The Kronos® Workforce Central® suite provides the end-to-end solution to help your company executives, supervisors, and employees excel in all areas of workforce management. Workforce Central automates your labor-intensive administrative processes, freeing your workforce to focus on productivity and quality.
Sounds great but what happens if Kronos is down?
As a DBA one of your primary responsibilities is to ensure that this does not happen. When you talk to most DBAs they are worried about the CIA.
Not THAT CIA… but rather:
In this post we’re going to talk about Availability and what you can do as a DBA to ensure you meet your RPO and RTOs and minimize downtime and maximize your 9’s. If you caught all of that than chances are this is not your first look at high availability. For those who are just investigating high availability for the first time let’s review:
- RPO (Recovery Point Objective) – This is how much data you are willing to lose and manually re-enter in the event of failure
- RTO (Recovery Time Objective) – This is the amount of time you are willing to be down before the impact to the business is too much
- Downtime – The amount of time that the database system is unable to perform work on behalf of your application.
- 9’s (nines) – Nines is a term that is used in the context of determining the degree of availability you want your systems to have.
So what High Availability Options are available for the Kronos® Workforce Central® suite?
|High Availability Option||Description||Edition
|Log Shipping||The process of automating the backup of database and transaction log files on a SQL Server instance and then restoring them onto a standby SQL Server instance||Enterprise
|Resource Governor||Resource Governor is an application you can use to restrict the amount of CPU and memory that queries are able to take from SQL Server. Resource Governor is a great option if you can “tag” connections to SQL Server that you know may consume resources that would take away from higher priority workloads.||Enterprise|
|Clustering||A cluster is simply one or more computers that are logically thought of as being in a “clustered” relationship. Logically speaking, a single computer is a cluster of one. When you add a second computer, things get more interesting. A cluster typically means that the computer(s) that are part of the cluster are working for some common purpose||Enterprise (16-node failover clustering)
Standard (2-node failover clustering)
|* Database Mirroring||The database can be mirrored from one SQL Server instance to another SQL Server instance. The source instance is called Principal server; the target instance is called Mirrored server. You can also have another instance called the Witness||Enterprise
Standard (Single Threaded, Safety Full Only)
Workgroup, Web, and Express (Witness Only)

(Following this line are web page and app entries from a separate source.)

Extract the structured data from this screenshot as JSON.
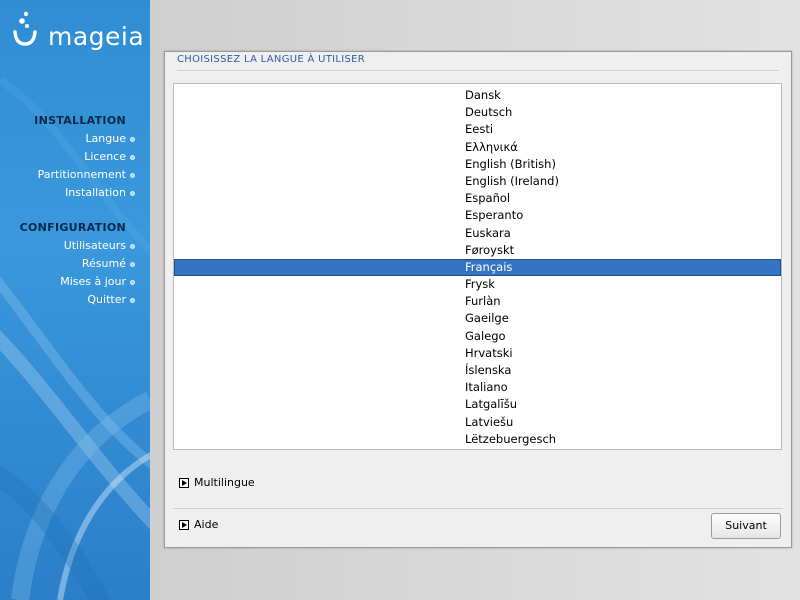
{
  "brand": {
    "name": "mageia"
  },
  "sidebar": {
    "sections": [
      {
        "heading": "INSTALLATION",
        "items": [
          "Langue",
          "Licence",
          "Partitionnement",
          "Installation"
        ]
      },
      {
        "heading": "CONFIGURATION",
        "items": [
          "Utilisateurs",
          "Résumé",
          "Mises à jour",
          "Quitter"
        ]
      }
    ]
  },
  "main": {
    "title": "CHOISISSEZ LA LANGUE À UTILISER",
    "languages": [
      "Dansk",
      "Deutsch",
      "Eesti",
      "Ελληνικά",
      "English (British)",
      "English (Ireland)",
      "Español",
      "Esperanto",
      "Euskara",
      "Føroyskt",
      "Français",
      "Frysk",
      "Furlàn",
      "Gaeilge",
      "Galego",
      "Hrvatski",
      "Íslenska",
      "Italiano",
      "Latgalīšu",
      "Latviešu",
      "Lëtzebuergesch"
    ],
    "selected_language": "Français",
    "multilingual_label": "Multilingue",
    "help_label": "Aide",
    "next_label": "Suivant"
  },
  "colors": {
    "sidebar_blue": "#2f8dd4",
    "selection": "#3574c5",
    "title_blue": "#2d5fa3"
  },
  "icons": {
    "logo": "mageia-bubbles-logo",
    "expander": "triangle-right-icon",
    "nav_bullet": "bullet-icon"
  }
}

* Kronos has not tested or certified Workforce Central with this option. However, Kronos has not identified any technical reasons why this would cause problems for Workforce Central. If you’re considering this High Availability option work with your Kronos support team to address any questions you may have.
Now what solution(s) you go with will all depend on what your tolerance is for data loss and downtime. If you don’t have an established SLA (Service Level Agreement) these questions need to be asked and answered in order for you to be able to recommend a high availability solution for your SQL Server environment for Kronos® Workforce Central® suite.
Check out the High Availability Options for Kronos Workforce Central Suite on SQL Server whitepaper for more information.